Smelly just had a baby girl and named her after a chandelier. I don’t know if she realizes it or not. I tell all expecting parents to paw their way through the Pottery Barn catalog for a good baby name. So Marlowe was named after a bookcase and Remy’s a chandelier. Big whoop.
As Jews, we name our babies after dead people. We snag the first initial of a departed relative and name our daughter after a man who accused us of replacing his GE light bulbs with Kmart brand. It’s tradition. Though I don’t know how I’ll one day explain to my son that he was named after a woman who’s goal in life was to own a Cadillac, a huge diamond rock, and a mink.
A name for a baby can mean many things. You can go through all the trouble to pick the “right” name, the perfect meaning to reflect her demeanor, nothing that will commit him to a lifetime of being called upon last (Oh, but I love the name Zachary!). You can ensure the name you select doesn’t rhyme with any offensive adjectives or nouns like “knucklehead” or “diarrhea,” but the bottom line is, if kids don’t like you, they’ll find a way, without rhyme or reason, to let you know it. Not much rhymes with Stephanie, unless you find “bo-befanie” vulgar, yet as safe as my name is, kids still slapped me but good with the merciless moniker “Moose.”
When it came to choosing names for our unborn twins, of whom we refused to find out the sex(es), my husband and I set out to agree upon three sets of names (if it was two girls, two boys, or one of each). We couldn’t very well name two girls “Gabby” and “Abby,” but if I birthed a boy and a girl, either name was fair game. It was all about the combination, and as with most couples we know, we couldn’t agree on a single name, not even their intended surname.
“We’re not giving them first, middle, and two last names, with or without a hyphen. It’s ridiculous,” my husband said.
“What if we blended our two last names?”
“Are you high?”
“Well, why do you assume just because convention says so, that I have to give up my last name?” I didn’t think of it at the time, but that question ought to have been phrased differently. It wasn’t about relinquishing my name, but rather fighting for our children to retain a concrete connection to their ancestors, right there on a dotted line, even if it was a blend.
“What, you want to chop them off right here?” My husband found the notion of our children taking my name—in any manner—emasculating, despite my argument that many a machismo Latino retained his mother’s last name without ever passing it on.
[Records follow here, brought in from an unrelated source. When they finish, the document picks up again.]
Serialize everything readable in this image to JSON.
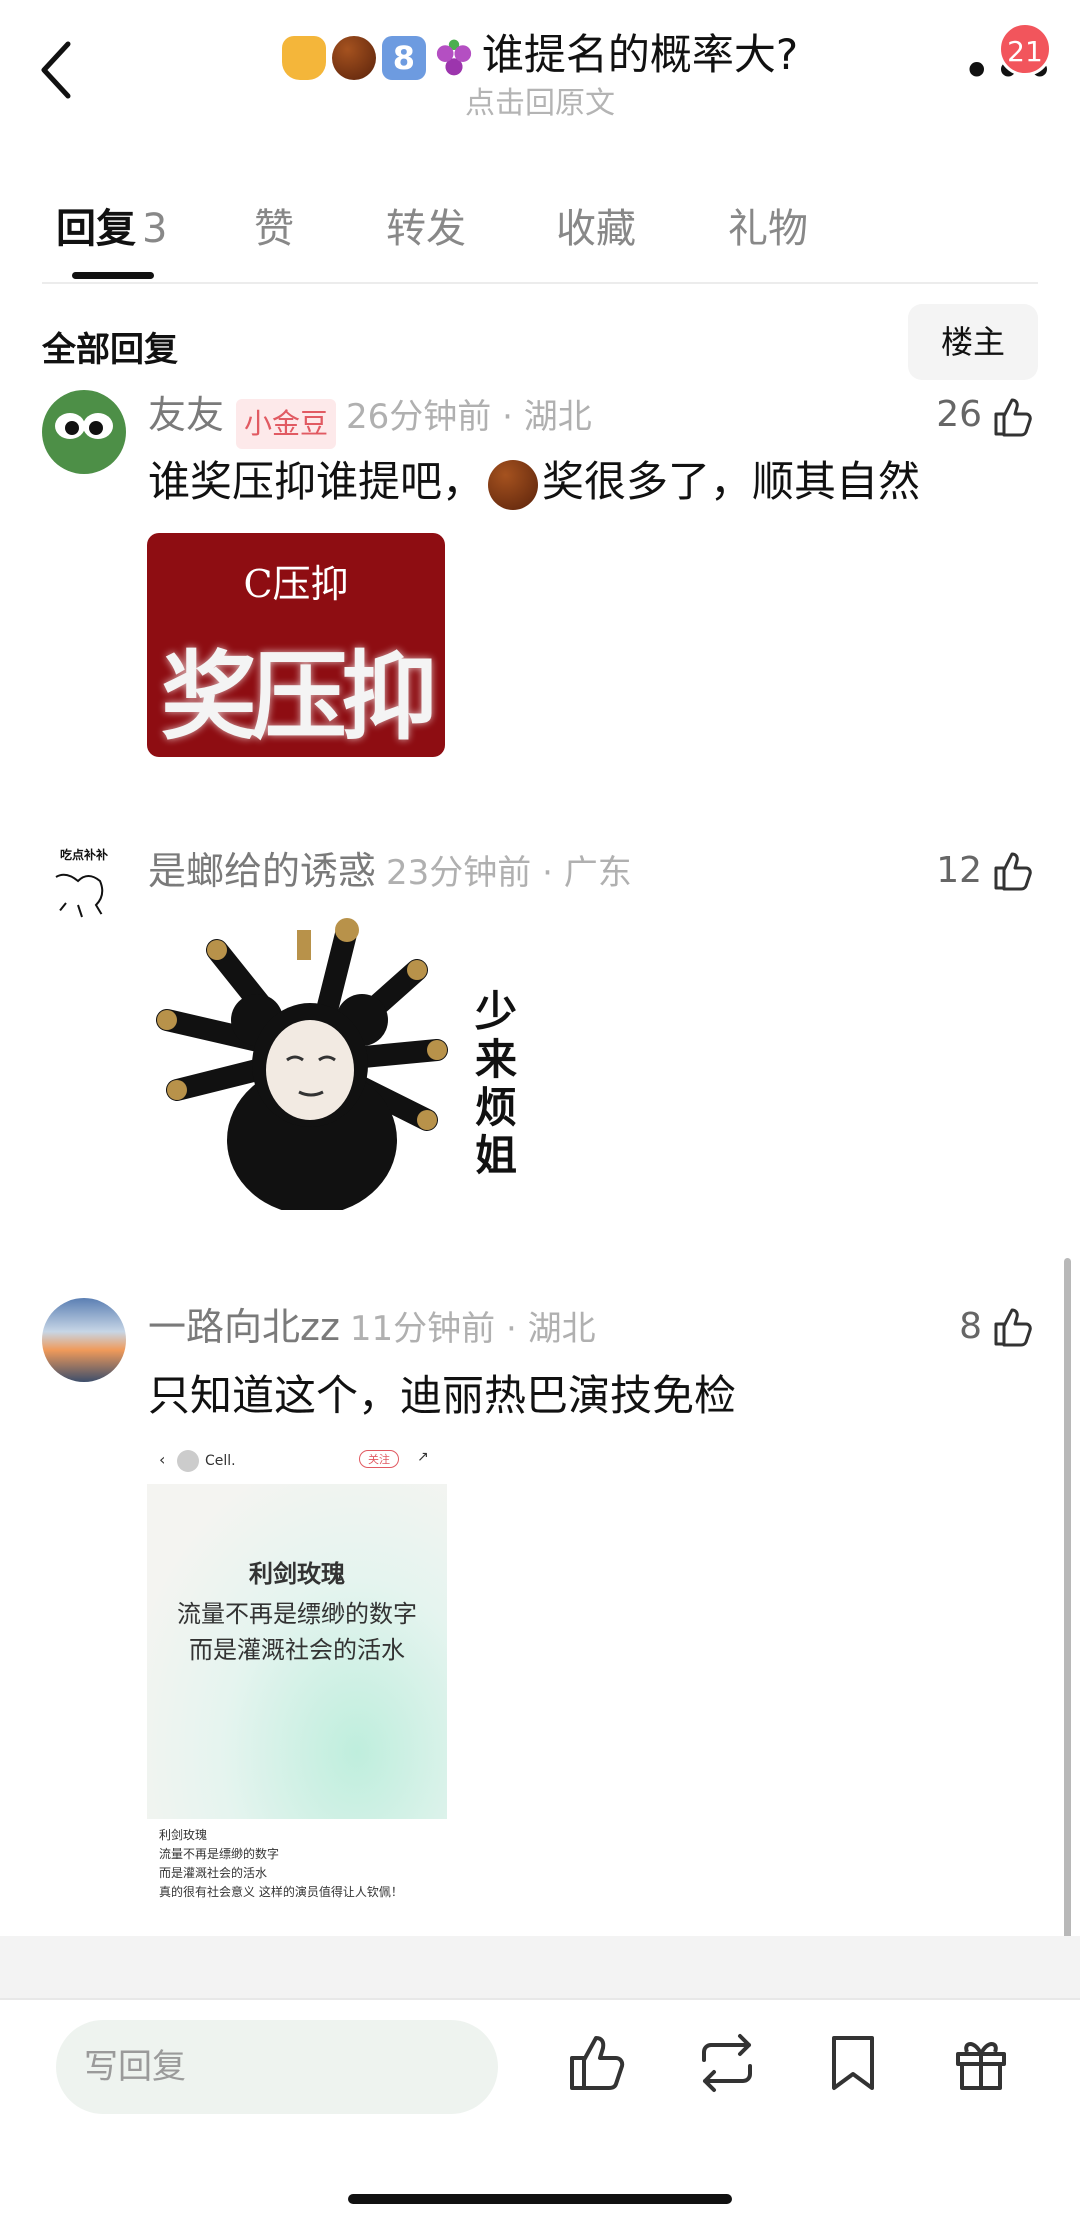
{
  "header": {
    "title_text": "谁提名的概率大?",
    "title_emojis": [
      "honey-pot-icon",
      "chestnut-icon",
      "keycap-8-icon",
      "grapes-icon"
    ],
    "keycap_label": "8",
    "subtitle": "点击回原文",
    "notification_count": "21"
  },
  "tabs": [
    {
      "label": "回复",
      "count": "3",
      "active": true
    },
    {
      "label": "赞"
    },
    {
      "label": "转发"
    },
    {
      "label": "收藏"
    },
    {
      "label": "礼物"
    }
  ],
  "section": {
    "all_replies": "全部回复",
    "owner_filter": "楼主"
  },
  "comments": [
    {
      "name": "友友",
      "tag": "小金豆",
      "meta": "26分钟前 · 湖北",
      "likes": "26",
      "text_before": "谁奖压抑谁提吧，",
      "text_after": "奖很多了，顺其自然",
      "image": {
        "small": "C压抑",
        "big": "奖压抑"
      }
    },
    {
      "name": "是螂给的诱惑",
      "meta": "23分钟前 · 广东",
      "likes": "12",
      "avatar_text": "吃点补补",
      "image": {
        "caption": "少来烦姐"
      }
    },
    {
      "name": "一路向北zz",
      "meta": "11分钟前 · 湖北",
      "likes": "8",
      "text": "只知道这个，迪丽热巴演技免检",
      "image": {
        "account": "Cell.",
        "follow": "关注",
        "heading": "利剑玫瑰",
        "line1": "流量不再是缥缈的数字",
        "line2": "而是灌溉社会的活水",
        "body": [
          "利剑玫瑰",
          "流量不再是缥缈的数字",
          "而是灌溉社会的活水",
          "真的很有社会意义 这样的演员值得让人钦佩！"
        ]
      }
    }
  ],
  "bottom_bar": {
    "placeholder": "写回复",
    "icons": [
      "like-icon",
      "repost-icon",
      "bookmark-icon",
      "gift-icon"
    ]
  }
}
“Yeah, that’s because the mothers weren’t sure who the father really was.”
“Hey, smartass, biblical times aside, they still do it today, even with Judge Judy paternity tests.” But as soon as I said it, I realized that “they still do it” translated to “follow tradition,” an argument I was trying to foil.
I tried to bargain, insisting that if I gave up my last name, in turn, I’d get to choose their first names. But each time I’d offer a suggestion, my husband insisted I was picking stripper names. “Emmanuelle? You’re kidding right?”
“How about Savannah,” I swooned, “and we’ll call her Savvy, for short.”
“That’s not just a porn name, it’s a city—a city, I might add, that refers to the civil war as ‘The War Of Northern Aggression.’”
“Yeah, but it’s pretty,” and really, who can argue with that?
“Okay, I have an idea. Why don’t we name it Smithers?”
“Both of them.”
“Like ‘Thing 1’ and ‘Thing 2’ only with a Simpson’s flair. I dig ya.”
My husband continued to refer to our unborn twins as “Smithers,” insisting because the name ended in an “s” it was automatically plural. Eventually, I maintained that the best way to come upon names we both liked was to paw our way through a Pottery Barn catalogue.
“They’re onto something here,” I said as I surveyed the names of their ottomans and bureaus. “How about Wynn, Stratton, or Pearce?”
“Pearce?! As a general rule, I think we should avoid all names that double as verbs.”
“What about Campton?”
“No way is a kid named Campton not getting his ass handed to him on the playground.”
“Oooh, ooooh, here’s one. Ready? How about…”
“It’s not gonna improve with time, honey.”
He ruminated then replied with an unwavering “Yes.”
“Really?!” I squealed.
“Sure, I can picture it now, our little Porter climbing onto my lap. ‘Poppa, where did I get my name?’ I can’t wait to tell him he was named after a lateral file cabinet.”
“How about Mercer or Cole?”
“Let me guess, console tables?”
“Please, I’m not perverse!”
“Earthenware, then? A high-quality outdoor collection?”
“Ah, I’ve got it. A set of stylish sconces.”
“How do you even know what a sconce is?”
“You going to tell me? What?… What was that?… A little louder. I can’t quite hear you.”
“Bathroom fixtures, all right?!”
“Bathroom fixtures, I might have known.”
“Well, they do have solid brass knobs, and what boy could want for more than that?”
“It would’ve been a stronger sell if you told me they were glasses blown by hand.”
“Ugh, you’re such a sectional.”
“Wanna go mess around?”
“Sure, then I officially won’t know who the father is, and they’ll have to take my last name.”